The bonito-flake recipes that the “Wakuu Chapter” editorial team recommends are delicious and simple and can easily be cooked at home.
Blanched Okra and Hiratake (Oyster) or Shimeji (Beech) Mushrooms
Katsuobushi Okaka (Dried Fermented and Smoked Bonito Flakes
Katsuobushi (Bonito flakes) and Cucumber Fried Rice (one serving)
Braised Carrots and Tofu (Bean Curd) (two servings)
Soy Milk Flavored Bonito Broth with Tougan, a White Gourd Soup
Simmered Chicken and Daikon; Japanese White Radish
Kachuyu; Bonito flakes and Miso in Hot Water
Kachuyu; Bonito flakes and Miso in Hot Water
Cream Cheese covered with Bonito Flakes


Mai Wan (my bowl)

Cooking expert – Hiroko Takiguchi


Lacquer Bowl Artist: Mr. Atsuo Yamagishi, from Sabae in Fukui Prefecture

“I met my bowl at a gallery called “Nanoriumu” in Fujiyoshida. I was attracted to the simple form as well as its easy-to use size. I have been using it for almost three years.Since the color is black, this bowl can be used for both Japanese and Western dishes and lately, I have only been using this bowl.”

Ms. Takiguchi’s my bowl recipe

Sharing Washoku Recipes
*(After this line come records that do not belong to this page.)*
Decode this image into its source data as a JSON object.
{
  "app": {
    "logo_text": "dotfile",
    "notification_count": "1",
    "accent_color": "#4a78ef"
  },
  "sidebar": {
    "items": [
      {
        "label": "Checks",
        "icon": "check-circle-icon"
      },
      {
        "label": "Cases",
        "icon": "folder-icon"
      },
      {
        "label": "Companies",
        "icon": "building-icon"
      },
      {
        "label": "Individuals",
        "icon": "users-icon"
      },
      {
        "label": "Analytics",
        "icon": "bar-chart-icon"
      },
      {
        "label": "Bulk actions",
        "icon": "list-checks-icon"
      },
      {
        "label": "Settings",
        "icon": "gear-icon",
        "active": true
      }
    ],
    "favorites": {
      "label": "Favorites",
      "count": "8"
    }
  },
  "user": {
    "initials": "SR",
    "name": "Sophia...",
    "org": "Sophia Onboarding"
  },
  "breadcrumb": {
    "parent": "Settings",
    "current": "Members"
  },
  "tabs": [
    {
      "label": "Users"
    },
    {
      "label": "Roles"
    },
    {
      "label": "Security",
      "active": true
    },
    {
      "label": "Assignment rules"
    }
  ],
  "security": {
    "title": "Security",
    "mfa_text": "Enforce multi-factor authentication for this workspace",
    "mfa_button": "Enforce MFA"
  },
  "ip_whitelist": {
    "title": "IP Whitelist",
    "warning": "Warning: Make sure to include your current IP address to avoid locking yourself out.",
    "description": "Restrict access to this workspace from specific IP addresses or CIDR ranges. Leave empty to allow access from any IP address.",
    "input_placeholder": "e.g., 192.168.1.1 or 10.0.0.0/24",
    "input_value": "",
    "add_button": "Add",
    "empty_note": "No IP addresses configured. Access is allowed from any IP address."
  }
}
Please share washoku ingredients and healthy washoku recipes you recommend.
"Upload your photo and recipe onto Instagram using the hashtag "#wa_kuu”.